Evolutionary Roots of Monkeys’ Food Habits
Primate evolution has been shaped by changes in climate, habitat, and availability of food resources. The earliest primates likely subsisted on insects and small animals, but with the spread of flowering plants, fruit became a more important part of their diets.
The impact of diet on primate evolution has been significant, influencing everything from tooth morphology to brain size. For example, the development of sharper teeth was necessary for breaking open nuts and seeds, while the acquisition of color vision was important for identifying ripe fruit.
Early monkey diets were likely composed mostly of fruit and leaves, with some insects and small animals also eaten. Over time, as monkeys evolved more specialized teeth and digestive systems, they became better able to exploit different types of food resources.

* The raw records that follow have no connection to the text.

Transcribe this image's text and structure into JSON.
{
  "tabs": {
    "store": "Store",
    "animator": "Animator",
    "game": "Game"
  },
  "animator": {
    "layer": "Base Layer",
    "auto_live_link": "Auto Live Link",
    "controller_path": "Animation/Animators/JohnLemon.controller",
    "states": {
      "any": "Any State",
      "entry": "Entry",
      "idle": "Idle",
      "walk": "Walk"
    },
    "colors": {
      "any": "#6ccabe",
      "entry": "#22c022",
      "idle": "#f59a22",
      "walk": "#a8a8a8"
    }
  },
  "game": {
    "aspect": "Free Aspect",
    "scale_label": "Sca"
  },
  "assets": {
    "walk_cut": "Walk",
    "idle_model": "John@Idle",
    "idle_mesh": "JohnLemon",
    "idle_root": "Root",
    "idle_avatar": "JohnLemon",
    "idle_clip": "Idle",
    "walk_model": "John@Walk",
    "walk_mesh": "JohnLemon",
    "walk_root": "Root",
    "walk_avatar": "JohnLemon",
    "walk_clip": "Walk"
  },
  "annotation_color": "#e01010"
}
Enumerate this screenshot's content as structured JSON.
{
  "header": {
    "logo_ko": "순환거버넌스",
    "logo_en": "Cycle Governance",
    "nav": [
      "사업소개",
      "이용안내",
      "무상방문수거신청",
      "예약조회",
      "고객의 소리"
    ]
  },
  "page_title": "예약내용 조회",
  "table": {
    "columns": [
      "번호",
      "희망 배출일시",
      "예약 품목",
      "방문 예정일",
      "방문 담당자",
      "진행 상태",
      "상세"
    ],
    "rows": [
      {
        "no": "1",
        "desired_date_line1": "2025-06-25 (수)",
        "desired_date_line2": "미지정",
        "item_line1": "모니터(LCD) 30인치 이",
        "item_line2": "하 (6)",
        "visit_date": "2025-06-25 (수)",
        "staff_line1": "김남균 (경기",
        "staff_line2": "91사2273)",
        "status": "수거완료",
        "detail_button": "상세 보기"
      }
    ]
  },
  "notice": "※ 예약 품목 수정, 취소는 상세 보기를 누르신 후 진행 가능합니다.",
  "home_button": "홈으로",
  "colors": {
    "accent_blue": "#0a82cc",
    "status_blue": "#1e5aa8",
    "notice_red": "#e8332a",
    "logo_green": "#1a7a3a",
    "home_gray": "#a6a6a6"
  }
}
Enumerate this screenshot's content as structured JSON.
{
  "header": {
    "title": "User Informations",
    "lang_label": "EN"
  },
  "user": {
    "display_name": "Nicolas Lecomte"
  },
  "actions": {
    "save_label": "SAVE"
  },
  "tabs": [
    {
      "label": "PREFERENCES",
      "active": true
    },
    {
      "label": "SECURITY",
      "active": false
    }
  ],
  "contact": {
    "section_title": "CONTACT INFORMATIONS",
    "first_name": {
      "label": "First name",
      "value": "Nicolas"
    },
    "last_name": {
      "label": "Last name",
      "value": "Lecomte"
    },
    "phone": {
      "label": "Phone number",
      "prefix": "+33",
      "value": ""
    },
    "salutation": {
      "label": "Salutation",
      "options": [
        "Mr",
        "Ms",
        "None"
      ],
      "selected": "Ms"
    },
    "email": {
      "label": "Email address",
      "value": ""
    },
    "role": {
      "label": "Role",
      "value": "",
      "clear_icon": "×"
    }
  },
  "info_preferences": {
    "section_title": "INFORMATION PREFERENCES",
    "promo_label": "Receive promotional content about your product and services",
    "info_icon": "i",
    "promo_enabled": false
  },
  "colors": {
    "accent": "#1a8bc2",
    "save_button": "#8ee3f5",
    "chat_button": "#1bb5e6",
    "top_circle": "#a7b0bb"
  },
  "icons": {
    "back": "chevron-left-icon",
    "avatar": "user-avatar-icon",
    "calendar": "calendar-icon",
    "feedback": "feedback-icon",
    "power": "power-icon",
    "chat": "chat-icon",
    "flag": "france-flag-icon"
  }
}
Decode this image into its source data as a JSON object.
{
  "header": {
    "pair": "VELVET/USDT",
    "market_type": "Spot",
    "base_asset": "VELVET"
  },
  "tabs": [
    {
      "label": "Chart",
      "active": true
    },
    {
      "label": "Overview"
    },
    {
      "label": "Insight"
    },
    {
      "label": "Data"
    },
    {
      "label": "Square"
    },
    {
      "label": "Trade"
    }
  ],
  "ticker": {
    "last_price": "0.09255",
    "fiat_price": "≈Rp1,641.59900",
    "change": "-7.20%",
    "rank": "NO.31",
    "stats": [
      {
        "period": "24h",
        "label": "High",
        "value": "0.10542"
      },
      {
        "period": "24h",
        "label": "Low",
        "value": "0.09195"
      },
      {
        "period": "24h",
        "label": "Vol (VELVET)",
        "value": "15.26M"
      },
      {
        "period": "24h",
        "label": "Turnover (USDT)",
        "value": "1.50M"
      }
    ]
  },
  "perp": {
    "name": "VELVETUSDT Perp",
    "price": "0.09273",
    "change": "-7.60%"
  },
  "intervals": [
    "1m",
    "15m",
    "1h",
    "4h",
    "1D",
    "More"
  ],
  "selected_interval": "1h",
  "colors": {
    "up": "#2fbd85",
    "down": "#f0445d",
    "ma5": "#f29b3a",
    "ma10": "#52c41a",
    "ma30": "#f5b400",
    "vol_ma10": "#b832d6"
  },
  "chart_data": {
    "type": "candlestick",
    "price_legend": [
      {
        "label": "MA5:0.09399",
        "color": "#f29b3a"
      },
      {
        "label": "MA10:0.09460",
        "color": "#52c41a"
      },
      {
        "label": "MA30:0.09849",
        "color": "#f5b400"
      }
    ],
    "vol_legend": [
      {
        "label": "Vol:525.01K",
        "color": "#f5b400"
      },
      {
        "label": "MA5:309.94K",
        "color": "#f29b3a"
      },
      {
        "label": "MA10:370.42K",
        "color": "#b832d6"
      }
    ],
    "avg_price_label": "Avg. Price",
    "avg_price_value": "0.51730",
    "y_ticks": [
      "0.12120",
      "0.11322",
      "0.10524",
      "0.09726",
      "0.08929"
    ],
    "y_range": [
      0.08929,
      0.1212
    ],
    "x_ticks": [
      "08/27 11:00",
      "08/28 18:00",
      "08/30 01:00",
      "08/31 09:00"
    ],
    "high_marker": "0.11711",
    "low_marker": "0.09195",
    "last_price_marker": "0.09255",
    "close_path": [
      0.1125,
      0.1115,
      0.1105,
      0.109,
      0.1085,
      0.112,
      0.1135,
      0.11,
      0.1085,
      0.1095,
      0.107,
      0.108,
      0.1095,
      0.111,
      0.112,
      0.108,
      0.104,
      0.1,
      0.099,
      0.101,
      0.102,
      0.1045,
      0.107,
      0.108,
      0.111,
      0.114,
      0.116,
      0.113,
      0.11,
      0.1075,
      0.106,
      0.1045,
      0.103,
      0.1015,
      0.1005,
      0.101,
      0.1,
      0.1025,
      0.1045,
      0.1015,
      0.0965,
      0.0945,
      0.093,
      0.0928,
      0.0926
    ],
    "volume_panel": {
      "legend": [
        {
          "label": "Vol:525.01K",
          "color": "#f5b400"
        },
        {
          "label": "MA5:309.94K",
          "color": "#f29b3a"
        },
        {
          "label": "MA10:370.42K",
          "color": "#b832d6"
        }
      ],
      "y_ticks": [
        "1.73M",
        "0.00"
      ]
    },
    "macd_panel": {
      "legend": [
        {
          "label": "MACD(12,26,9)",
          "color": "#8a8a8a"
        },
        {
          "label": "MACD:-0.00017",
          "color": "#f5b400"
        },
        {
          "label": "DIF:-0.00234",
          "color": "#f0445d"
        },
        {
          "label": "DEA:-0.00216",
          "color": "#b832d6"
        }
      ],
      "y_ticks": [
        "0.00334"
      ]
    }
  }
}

The role of ecology in shaping primate food habits is also important. For example, in areas with high predation pressure, primates may shift towards a diet that is more difficult to detect, such as insects and small animals.
Today, primate food habits continue to be shaped by ecological factors, as well as by human impact on their habitats. Understanding the evolution of these habits can help us better understand primate behavior and conservation needs.
Frequently Asked Questions
What are the different strategies that monkeys use to hunt for food?
Monkeys use a variety of hunting strategies depending on their species and environment. Some species, such as capuchins, use tools to extract insects from tree bark or crevices, while others, such as howler monkeys, rely on their sense of smell to locate food. Some monkeys, like macaques, hunt in groups to take down larger prey, while others, such as tarsiers, hunt alone for smaller prey like insects and spiders.
How do monkeys use their senses to hunt for food?
Monkeys have highly developed senses that help them locate and capture prey. Many species rely on their vision to spot potential food sources from a distance, while others use their sense of smell to track down hidden prey. Some species, like marmosets, use vocalizations to communicate with their group members while hunting. Additionally, some monkeys, like the slow loris, use toxic secretions to paralyze their prey before consuming it.
Do monkeys have specialized anatomical features that aid in food hunting?
Yes, monkeys have specialized anatomical features that help them hunt for food. For example, some species, like colobus monkeys, have long fingers and specialized digestive systems to help them digest tough leaves and other vegetation. Other species, like macaques, have sharp teeth and strong jaws that allow them to consume hard-shelled insects and nuts. Some monkeys, like spider monkeys, have prehensile tails that help them move through the forest canopy and reach distant food sources.
What role does learning and experience play in monkeys’ food hunting abilities?
Learning and experience play a significant role in monkeys’ food hunting abilities. Many species, such as chimpanzees, learn to use tools to extract food from hard-to-reach places, and can pass these skills down through generations. Additionally, monkeys can learn from experience which foods are safe to eat and which are not, and can develop preferences for certain types of food based on taste and nutritional value.
How do changes in habitat and food availability affect monkeys’ hunting behavior?
Changes in habitat and food availability can have significant effects on monkeys’ hunting behavior. For example, if a monkey’s preferred food source becomes scarce, they may switch to alternative foods or adjust their hunting strategies. Additionally, if a monkey’s habitat is destroyed or altered, they may have to adapt to new environments and food sources in order to survive. These adaptations can take time and may require changes in behavior or anatomy.